The magic word in the sentence describing that idea is ‘expect’.

Surprises are all about ‘the unexpected’.

Let’s turn it on its head:

“Come up with an idea for something that you might not expect people to want, but that it turns out that they would actually use”.

Sounds a bit more like the holy grail than a surprisingly bad idea, right?

Nonetheless, look at the contrast with the ‘come up with something people don’t want’ way of generating bad ideas.

“Come up with an idea for something that you might not expect people to want, but…” is all about ‘contradicting expectations’, which, after all, is exactly what ‘surprisingness’ is all about.

Now those kinds of ideas (ideas which contradict expectations) are the kind of ideas which, bad or not, are much more likely to be the stuff of inspiring free association.

And if the ideas that you get from doing that do turn out to be bad ideas, well, they are probably surprisingly bad, maybe because for some reason they seem to offer just a forlorn glimmer of hope that someone might just want them and that hope will tempt you to follow that glimmer as you taxi gently along a dimly lit track of follow-up ideas which might turn out to help you towards your startup’s take-off with a genuinely scalable startup idea.

Alternatively, that very same track of ideas could leave you hurtling past the end of the metaphorical startup runway into a not-so-metaphorical crash which burns up all of your funds (a point at which ideas which at some point looked good can definitively prove themselves to have been surprisingly bad).

So, although it’s pretty obvious that surprisingly bad ideas are not all useful, there is something surprisingly useful about surprisingly bad ideas: they open up the whole question of expectations.

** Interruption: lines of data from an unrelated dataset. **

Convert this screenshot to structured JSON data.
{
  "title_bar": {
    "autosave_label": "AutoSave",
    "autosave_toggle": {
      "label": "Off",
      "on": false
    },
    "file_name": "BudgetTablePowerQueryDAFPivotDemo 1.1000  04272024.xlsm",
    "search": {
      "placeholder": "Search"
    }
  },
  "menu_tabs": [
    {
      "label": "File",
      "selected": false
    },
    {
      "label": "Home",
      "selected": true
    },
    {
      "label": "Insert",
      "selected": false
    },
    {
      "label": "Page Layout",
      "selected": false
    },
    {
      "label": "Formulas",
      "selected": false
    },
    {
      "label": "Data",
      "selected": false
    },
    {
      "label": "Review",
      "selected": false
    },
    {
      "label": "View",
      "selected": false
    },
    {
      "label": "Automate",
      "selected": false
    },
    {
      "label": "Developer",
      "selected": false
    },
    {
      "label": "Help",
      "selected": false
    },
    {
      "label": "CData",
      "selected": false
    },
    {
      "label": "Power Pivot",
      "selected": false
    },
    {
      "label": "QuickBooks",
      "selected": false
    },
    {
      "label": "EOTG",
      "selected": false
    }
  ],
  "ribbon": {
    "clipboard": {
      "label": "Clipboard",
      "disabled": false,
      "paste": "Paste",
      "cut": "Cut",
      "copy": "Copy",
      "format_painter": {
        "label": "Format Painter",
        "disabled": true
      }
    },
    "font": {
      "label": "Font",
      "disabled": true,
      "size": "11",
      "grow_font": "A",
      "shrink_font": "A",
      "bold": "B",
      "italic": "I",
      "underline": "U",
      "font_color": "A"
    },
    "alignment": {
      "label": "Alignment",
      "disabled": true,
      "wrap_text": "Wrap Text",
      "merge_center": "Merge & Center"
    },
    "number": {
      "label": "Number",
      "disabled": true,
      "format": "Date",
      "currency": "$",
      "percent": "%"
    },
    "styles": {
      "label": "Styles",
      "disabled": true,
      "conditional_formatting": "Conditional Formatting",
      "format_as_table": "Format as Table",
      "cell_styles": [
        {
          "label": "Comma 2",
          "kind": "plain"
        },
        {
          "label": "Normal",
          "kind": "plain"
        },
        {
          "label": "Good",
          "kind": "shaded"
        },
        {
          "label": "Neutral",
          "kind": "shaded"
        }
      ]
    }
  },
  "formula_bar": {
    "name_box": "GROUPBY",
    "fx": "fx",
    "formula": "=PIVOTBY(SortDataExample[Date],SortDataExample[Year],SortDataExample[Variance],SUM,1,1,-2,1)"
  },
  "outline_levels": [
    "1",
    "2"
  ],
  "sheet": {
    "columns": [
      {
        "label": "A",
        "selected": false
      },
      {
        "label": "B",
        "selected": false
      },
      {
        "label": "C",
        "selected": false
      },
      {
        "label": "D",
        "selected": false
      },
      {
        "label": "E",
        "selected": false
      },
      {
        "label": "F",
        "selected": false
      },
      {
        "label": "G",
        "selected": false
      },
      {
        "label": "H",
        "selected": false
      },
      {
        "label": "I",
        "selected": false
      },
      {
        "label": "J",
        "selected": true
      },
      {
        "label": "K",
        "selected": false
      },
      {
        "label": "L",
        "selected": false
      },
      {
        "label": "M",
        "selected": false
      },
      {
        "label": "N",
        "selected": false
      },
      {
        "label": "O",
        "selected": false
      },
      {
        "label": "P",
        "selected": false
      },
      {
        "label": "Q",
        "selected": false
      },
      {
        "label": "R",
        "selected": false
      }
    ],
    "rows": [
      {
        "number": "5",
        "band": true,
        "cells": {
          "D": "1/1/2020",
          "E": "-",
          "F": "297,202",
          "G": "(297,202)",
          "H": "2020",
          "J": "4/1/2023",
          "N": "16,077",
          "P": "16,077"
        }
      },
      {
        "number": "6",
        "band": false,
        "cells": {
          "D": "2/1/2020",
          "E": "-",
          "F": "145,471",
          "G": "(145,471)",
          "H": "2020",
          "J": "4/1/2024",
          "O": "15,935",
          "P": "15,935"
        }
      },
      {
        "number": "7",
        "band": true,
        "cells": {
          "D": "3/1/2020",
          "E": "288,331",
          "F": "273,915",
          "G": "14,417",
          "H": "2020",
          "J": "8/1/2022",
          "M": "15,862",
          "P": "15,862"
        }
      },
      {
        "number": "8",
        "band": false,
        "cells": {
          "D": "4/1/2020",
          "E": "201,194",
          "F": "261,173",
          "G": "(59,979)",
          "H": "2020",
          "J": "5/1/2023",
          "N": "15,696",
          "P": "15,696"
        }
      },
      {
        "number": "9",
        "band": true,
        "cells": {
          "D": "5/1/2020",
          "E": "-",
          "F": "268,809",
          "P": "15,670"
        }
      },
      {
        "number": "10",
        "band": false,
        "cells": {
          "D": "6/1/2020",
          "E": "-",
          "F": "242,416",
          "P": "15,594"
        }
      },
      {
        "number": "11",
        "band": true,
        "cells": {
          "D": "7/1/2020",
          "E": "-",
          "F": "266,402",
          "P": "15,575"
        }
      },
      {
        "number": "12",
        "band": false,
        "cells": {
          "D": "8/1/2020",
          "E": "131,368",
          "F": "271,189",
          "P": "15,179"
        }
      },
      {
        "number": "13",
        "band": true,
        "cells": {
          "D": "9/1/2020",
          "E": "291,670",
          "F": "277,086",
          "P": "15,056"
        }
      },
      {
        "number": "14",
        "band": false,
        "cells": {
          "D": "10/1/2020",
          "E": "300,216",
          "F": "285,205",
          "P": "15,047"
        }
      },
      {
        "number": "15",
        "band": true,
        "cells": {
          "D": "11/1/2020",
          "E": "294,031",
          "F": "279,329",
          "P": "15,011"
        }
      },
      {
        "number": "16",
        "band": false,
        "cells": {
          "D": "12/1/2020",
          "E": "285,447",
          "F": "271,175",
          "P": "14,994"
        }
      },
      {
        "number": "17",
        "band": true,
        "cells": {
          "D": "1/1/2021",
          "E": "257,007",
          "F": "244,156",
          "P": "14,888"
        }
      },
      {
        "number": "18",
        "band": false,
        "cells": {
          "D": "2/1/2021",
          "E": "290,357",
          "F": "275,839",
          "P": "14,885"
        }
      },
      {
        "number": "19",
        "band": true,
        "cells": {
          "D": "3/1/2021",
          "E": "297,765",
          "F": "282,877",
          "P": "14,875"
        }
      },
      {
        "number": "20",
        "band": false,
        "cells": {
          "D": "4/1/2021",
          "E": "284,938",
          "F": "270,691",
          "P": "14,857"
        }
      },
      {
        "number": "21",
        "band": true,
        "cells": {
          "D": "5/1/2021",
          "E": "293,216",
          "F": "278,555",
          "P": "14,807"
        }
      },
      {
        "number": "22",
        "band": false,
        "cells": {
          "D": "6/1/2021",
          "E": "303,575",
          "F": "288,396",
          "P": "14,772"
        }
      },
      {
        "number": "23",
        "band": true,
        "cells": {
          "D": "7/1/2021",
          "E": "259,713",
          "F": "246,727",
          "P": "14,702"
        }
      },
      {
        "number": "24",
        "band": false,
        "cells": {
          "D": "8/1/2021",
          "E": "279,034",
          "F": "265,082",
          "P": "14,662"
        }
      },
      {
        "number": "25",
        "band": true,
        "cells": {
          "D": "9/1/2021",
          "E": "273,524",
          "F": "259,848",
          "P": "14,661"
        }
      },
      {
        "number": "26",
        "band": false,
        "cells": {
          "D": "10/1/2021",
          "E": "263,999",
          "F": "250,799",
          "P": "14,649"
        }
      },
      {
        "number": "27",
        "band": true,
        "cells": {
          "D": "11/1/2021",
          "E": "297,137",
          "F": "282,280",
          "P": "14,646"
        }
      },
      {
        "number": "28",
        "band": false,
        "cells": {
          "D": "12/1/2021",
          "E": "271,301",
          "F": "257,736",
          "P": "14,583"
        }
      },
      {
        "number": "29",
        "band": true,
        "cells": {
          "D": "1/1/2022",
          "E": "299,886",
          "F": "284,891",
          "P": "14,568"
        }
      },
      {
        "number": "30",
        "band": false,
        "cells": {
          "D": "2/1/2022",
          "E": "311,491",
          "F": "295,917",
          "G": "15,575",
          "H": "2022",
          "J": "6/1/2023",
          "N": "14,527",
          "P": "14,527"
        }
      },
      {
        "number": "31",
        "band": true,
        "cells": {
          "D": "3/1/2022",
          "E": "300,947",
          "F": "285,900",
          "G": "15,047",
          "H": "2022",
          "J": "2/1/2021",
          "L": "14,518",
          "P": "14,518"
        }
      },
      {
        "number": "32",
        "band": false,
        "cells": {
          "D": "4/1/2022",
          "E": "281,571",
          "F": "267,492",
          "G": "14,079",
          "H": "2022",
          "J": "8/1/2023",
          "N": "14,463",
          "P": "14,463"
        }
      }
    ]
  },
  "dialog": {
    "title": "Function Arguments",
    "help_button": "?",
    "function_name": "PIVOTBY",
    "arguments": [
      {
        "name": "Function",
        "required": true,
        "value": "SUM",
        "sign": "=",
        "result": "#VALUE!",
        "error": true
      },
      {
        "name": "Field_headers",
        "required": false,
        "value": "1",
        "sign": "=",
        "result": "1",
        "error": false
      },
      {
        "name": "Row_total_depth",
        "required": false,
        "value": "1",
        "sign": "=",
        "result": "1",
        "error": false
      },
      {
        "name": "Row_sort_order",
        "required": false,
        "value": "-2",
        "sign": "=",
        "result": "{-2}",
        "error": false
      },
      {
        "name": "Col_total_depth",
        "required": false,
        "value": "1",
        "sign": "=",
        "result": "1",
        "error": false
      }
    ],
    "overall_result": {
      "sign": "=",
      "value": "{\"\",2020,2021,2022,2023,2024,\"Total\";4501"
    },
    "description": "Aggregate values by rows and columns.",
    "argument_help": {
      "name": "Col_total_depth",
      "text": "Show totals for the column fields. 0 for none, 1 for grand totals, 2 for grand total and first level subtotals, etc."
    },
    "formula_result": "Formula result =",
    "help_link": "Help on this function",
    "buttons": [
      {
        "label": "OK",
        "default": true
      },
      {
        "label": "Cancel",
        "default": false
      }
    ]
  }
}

Nerdy startup types are usually no good at anticipating the expectations of real social humans with a ‘life’, so for this next exercise you might want to go and find yourself a less-nerdy co-founder.

Have another go at coming up with bad ideas for things people want, but this time why not start to deconstruct the expectations that sit behind why you think people actually wouldn’t want them.

See if you can come up with ideas for things that others would think people wouldn’t want, but where you have well-thought out reasons for thinking that they would be absolutely wrong about that for some surprisingly unexpected reasons.

Harder, isn’t it?

If you can’t do it, or at least if trying to do it doesn’t help you get to grips with expectations enough to actually come up with some better ideas, then maybe the whole idea about you starting a startup was a bad idea, which might turn out to be a real surprise, which would be a useful, if painful discovery, but one which might just stop you wasting a lot of time and money and prove the validity of the title of this article.